RECORDS PROVIDED START

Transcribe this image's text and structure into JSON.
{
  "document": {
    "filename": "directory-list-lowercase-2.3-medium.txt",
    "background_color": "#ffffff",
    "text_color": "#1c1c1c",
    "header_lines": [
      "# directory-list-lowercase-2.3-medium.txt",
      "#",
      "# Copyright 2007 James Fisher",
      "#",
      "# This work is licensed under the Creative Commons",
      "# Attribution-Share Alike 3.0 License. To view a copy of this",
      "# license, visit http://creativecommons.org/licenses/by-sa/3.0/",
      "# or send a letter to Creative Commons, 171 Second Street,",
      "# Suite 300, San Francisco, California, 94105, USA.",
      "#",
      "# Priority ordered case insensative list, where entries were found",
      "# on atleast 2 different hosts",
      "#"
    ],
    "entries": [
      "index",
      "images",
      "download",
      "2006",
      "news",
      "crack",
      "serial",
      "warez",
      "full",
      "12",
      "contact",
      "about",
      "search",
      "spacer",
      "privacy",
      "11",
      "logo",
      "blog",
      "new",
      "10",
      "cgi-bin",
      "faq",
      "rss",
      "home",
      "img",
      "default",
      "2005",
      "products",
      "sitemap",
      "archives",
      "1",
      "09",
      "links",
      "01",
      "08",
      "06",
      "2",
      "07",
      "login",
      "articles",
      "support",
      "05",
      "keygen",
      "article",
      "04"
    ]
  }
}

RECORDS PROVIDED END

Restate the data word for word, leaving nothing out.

Transcribe this image's text and structure into JSON.
{
  "document": {
    "filename": "directory-list-lowercase-2.3-medium.txt",
    "background_color": "#ffffff",
    "text_color": "#1c1c1c",
    "header_lines": [
      "# directory-list-lowercase-2.3-medium.txt",
      "#",
      "# Copyright 2007 James Fisher",
      "#",
      "# This work is licensed under the Creative Commons",
      "# Attribution-Share Alike 3.0 License. To view a copy of this",
      "# license, visit http://creativecommons.org/licenses/by-sa/3.0/",
      "# or send a letter to Creative Commons, 171 Second Street,",
      "# Suite 300, San Francisco, California, 94105, USA.",
      "#",
      "# Priority ordered case insensative list, where entries were found",
      "# on atleast 2 different hosts",
      "#"
    ],
    "entries": [
      "index",
      "images",
      "download",
      "2006",
      "news",
      "crack",
      "serial",
      "warez",
      "full",
      "12",
      "contact",
      "about",
      "search",
      "spacer",
      "privacy",
      "11",
      "logo",
      "blog",
      "new",
      "10",
      "cgi-bin",
      "faq",
      "rss",
      "home",
      "img",
      "default",
      "2005",
      "products",
      "sitemap",
      "archives",
      "1",
      "09",
      "links",
      "01",
      "08",
      "06",
      "2",
      "07",
      "login",
      "articles",
      "support",
      "05",
      "keygen",
      "article",
      "04"
    ]
  }
}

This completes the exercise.